[Data listing Boundary: Start]

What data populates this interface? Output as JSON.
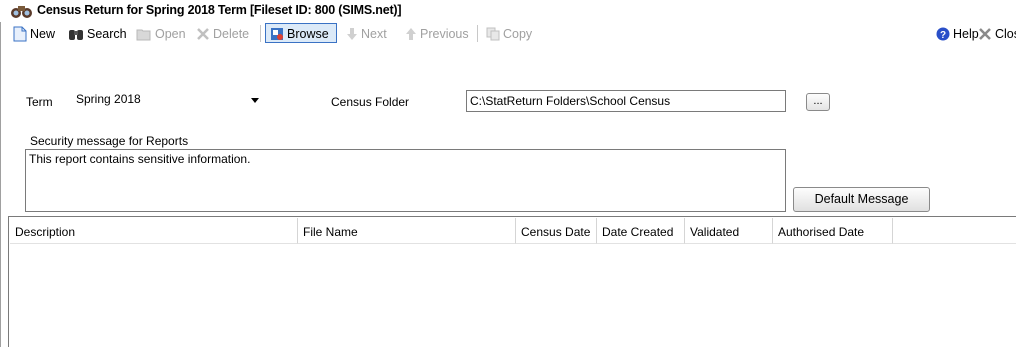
{
  "window": {
    "title": "Census Return for Spring 2018 Term [Fileset ID:  800 (SIMS.net)]"
  },
  "toolbar": {
    "new_label": "New",
    "search_label": "Search",
    "open_label": "Open",
    "delete_label": "Delete",
    "browse_label": "Browse",
    "next_label": "Next",
    "previous_label": "Previous",
    "copy_label": "Copy",
    "help_label": "Help",
    "close_label": "Close"
  },
  "form": {
    "term_label": "Term",
    "term_value": "Spring 2018",
    "census_folder_label": "Census Folder",
    "census_folder_value": "C:\\StatReturn Folders\\School Census",
    "browse_button_label": "...",
    "security_label": "Security message for Reports",
    "security_message": "This report contains sensitive information.",
    "default_message_button": "Default Message"
  },
  "grid": {
    "columns": [
      "Description",
      "File Name",
      "Census Date",
      "Date Created",
      "Validated",
      "Authorised Date"
    ]
  },
  "colors": {
    "accent": "#3a72c4",
    "disabled_text": "#a0a0a0"
  }
}
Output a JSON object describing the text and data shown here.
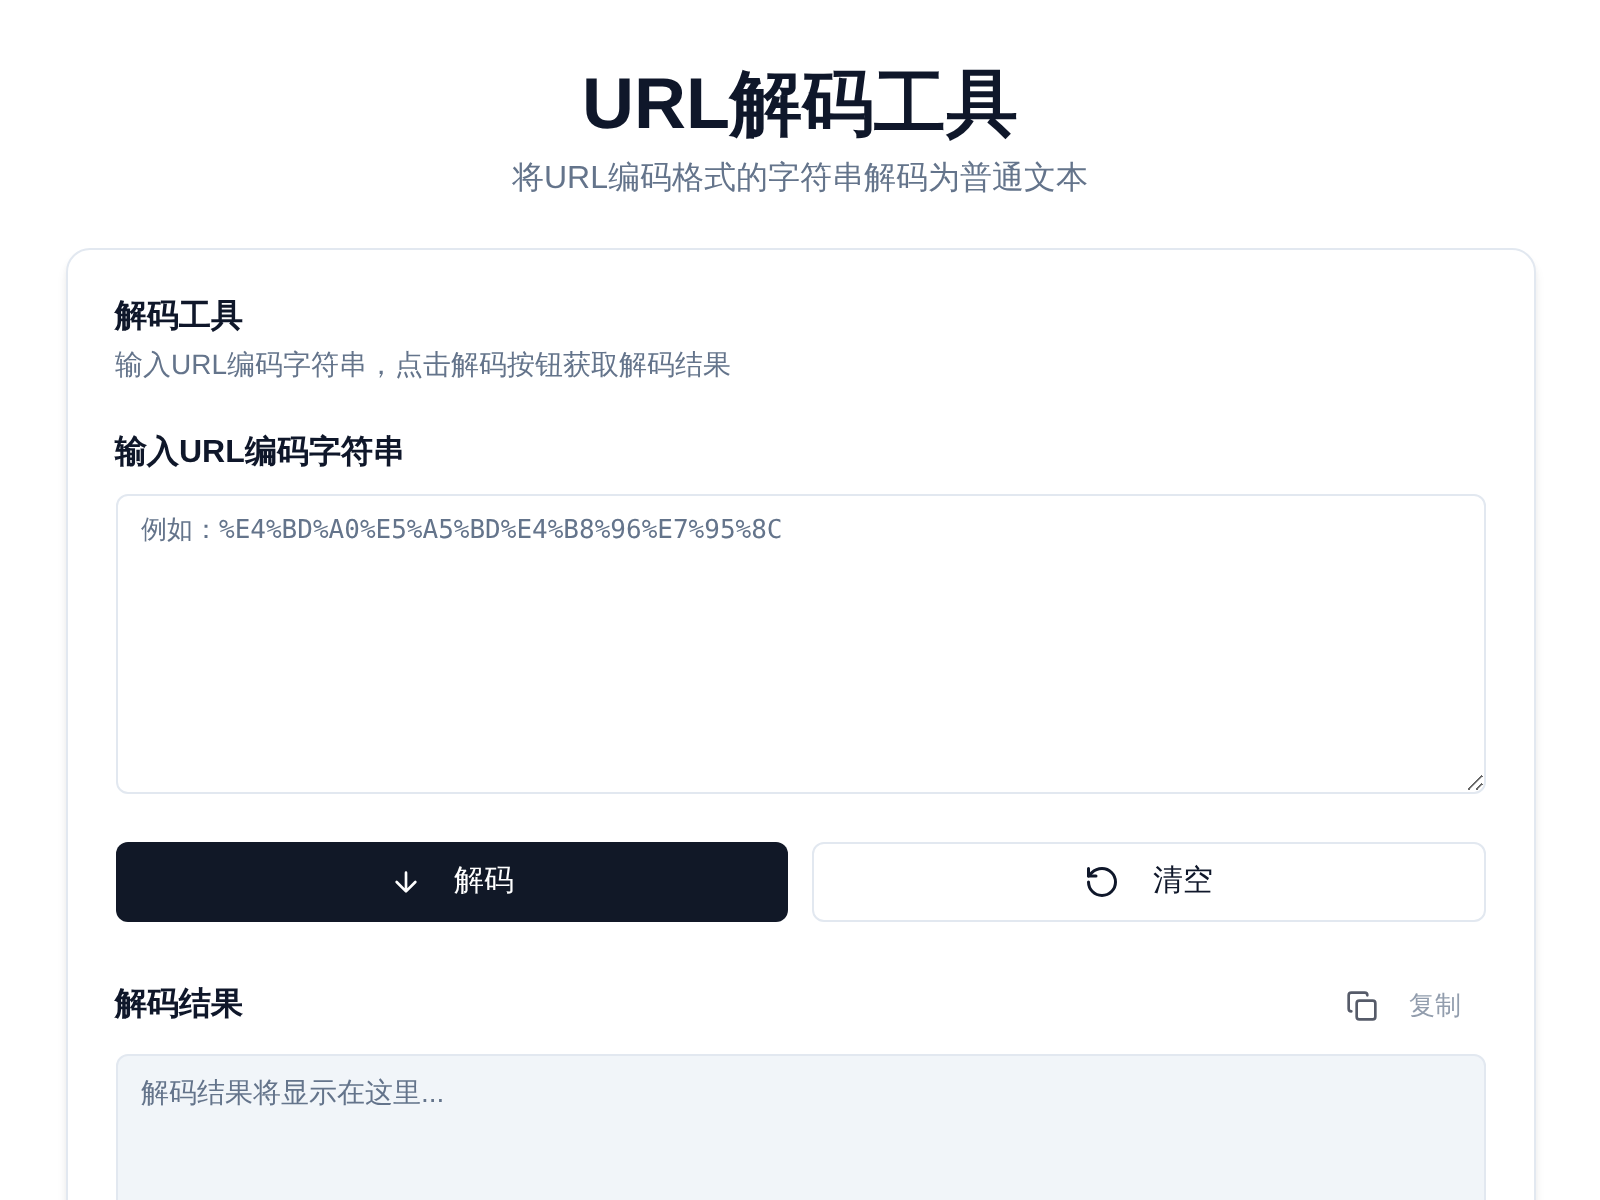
{
  "header": {
    "title": "URL解码工具",
    "subtitle": "将URL编码格式的字符串解码为普通文本"
  },
  "card": {
    "title": "解码工具",
    "description": "输入URL编码字符串，点击解码按钮获取解码结果",
    "input": {
      "label": "输入URL编码字符串",
      "placeholder": "例如：%E4%BD%A0%E5%A5%BD%E4%B8%96%E7%95%8C"
    },
    "buttons": [
      {
        "kind": "primary",
        "label": "解码"
      },
      {
        "kind": "secondary",
        "label": "清空"
      }
    ],
    "result": {
      "label": "解码结果",
      "copy": {
        "label": "复制",
        "disabled": true
      },
      "placeholder": "解码结果将显示在这里..."
    }
  }
}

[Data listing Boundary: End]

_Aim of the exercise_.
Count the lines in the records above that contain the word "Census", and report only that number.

_Output for this exercise_.
4